Copy all lines containing the string "data" from the records below.
----- Provided material
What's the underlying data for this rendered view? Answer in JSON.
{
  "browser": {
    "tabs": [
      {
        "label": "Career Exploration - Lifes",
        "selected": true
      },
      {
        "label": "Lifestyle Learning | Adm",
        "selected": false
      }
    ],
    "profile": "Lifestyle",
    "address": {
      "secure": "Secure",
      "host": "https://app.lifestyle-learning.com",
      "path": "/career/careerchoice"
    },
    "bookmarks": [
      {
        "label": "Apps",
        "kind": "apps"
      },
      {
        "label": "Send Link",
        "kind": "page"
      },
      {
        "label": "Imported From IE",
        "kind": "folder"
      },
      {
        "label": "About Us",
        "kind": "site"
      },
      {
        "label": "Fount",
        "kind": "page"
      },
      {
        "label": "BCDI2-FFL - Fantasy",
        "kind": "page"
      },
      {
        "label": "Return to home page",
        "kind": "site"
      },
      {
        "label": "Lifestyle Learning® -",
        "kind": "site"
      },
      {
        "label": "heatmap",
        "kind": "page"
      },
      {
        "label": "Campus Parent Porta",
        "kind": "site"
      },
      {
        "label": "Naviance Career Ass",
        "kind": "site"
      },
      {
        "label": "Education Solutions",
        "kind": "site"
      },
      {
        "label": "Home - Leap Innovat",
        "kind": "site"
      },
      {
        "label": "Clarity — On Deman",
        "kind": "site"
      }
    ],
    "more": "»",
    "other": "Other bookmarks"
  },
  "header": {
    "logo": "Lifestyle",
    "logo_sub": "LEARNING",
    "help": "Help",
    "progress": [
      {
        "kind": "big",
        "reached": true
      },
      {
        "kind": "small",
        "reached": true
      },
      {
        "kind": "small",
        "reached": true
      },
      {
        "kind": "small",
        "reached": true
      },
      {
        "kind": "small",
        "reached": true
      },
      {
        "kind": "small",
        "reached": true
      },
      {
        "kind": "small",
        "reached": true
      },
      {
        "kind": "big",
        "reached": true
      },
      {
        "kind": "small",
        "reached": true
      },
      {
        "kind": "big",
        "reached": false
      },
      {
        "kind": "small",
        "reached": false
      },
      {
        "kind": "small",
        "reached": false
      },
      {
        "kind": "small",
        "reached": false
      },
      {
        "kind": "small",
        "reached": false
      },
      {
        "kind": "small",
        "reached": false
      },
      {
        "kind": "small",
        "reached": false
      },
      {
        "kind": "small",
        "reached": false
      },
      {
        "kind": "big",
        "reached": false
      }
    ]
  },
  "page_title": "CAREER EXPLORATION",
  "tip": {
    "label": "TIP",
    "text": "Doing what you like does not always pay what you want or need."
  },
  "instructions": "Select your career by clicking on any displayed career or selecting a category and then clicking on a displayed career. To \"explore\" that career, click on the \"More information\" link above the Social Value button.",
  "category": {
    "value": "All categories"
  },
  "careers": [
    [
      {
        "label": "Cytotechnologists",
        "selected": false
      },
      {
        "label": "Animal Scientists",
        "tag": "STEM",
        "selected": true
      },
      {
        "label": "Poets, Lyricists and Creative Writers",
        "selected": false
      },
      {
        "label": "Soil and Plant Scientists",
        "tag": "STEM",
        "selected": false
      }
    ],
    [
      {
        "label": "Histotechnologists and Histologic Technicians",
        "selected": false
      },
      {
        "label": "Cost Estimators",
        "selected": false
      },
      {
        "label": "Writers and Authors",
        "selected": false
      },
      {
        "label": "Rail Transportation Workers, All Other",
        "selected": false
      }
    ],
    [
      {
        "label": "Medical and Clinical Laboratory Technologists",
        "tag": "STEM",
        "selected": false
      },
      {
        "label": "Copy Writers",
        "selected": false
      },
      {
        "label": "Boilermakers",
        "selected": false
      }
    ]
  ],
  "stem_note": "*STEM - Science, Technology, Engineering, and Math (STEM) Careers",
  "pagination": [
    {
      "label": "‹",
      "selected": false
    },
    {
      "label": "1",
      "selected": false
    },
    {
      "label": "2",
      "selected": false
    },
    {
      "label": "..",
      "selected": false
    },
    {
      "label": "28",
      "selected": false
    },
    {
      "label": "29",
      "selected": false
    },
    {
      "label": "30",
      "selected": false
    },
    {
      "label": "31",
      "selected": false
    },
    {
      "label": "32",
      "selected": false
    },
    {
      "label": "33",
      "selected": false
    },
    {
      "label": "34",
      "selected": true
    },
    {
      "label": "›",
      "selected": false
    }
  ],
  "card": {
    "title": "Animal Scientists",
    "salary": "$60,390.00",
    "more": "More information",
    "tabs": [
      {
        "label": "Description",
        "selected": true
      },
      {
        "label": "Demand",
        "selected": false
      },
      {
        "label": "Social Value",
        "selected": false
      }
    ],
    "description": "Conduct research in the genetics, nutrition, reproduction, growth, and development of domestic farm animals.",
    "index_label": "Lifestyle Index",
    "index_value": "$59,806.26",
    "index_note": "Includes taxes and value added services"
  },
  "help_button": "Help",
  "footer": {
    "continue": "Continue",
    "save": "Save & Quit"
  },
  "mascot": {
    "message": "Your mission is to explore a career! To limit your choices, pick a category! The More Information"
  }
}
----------
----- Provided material
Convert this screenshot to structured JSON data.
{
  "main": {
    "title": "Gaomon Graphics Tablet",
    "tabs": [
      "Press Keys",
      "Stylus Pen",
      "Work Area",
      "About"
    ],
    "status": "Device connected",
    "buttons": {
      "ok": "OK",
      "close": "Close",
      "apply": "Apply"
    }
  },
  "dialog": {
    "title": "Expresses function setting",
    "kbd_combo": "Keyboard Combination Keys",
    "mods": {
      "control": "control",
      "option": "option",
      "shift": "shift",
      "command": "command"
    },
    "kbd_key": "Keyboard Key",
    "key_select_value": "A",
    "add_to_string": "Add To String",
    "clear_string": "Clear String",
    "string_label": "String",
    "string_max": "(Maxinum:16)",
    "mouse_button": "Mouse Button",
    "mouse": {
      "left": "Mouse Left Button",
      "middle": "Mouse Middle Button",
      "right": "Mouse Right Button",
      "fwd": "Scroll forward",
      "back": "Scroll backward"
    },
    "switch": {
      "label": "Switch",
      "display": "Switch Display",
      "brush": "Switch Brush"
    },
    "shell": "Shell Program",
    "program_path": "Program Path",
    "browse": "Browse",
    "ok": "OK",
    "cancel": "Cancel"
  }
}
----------
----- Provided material
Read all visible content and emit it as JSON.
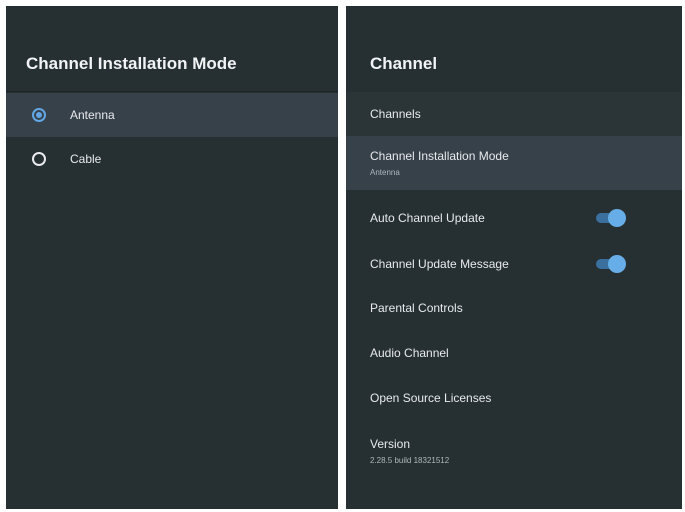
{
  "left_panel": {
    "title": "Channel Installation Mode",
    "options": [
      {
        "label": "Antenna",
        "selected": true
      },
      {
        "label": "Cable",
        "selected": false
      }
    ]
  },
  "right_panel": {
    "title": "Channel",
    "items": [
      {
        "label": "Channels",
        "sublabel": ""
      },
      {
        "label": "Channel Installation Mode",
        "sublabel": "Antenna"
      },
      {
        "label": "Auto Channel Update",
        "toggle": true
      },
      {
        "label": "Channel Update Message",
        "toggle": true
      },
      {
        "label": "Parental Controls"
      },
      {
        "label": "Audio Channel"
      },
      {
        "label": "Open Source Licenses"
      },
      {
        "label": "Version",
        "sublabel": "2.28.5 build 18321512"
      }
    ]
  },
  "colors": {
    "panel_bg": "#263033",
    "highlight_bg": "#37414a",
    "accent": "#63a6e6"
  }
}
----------
**Written response**:
What's the underlying data for this rendered view? Answer in JSON.
Convert this screenshot to structured JSON data.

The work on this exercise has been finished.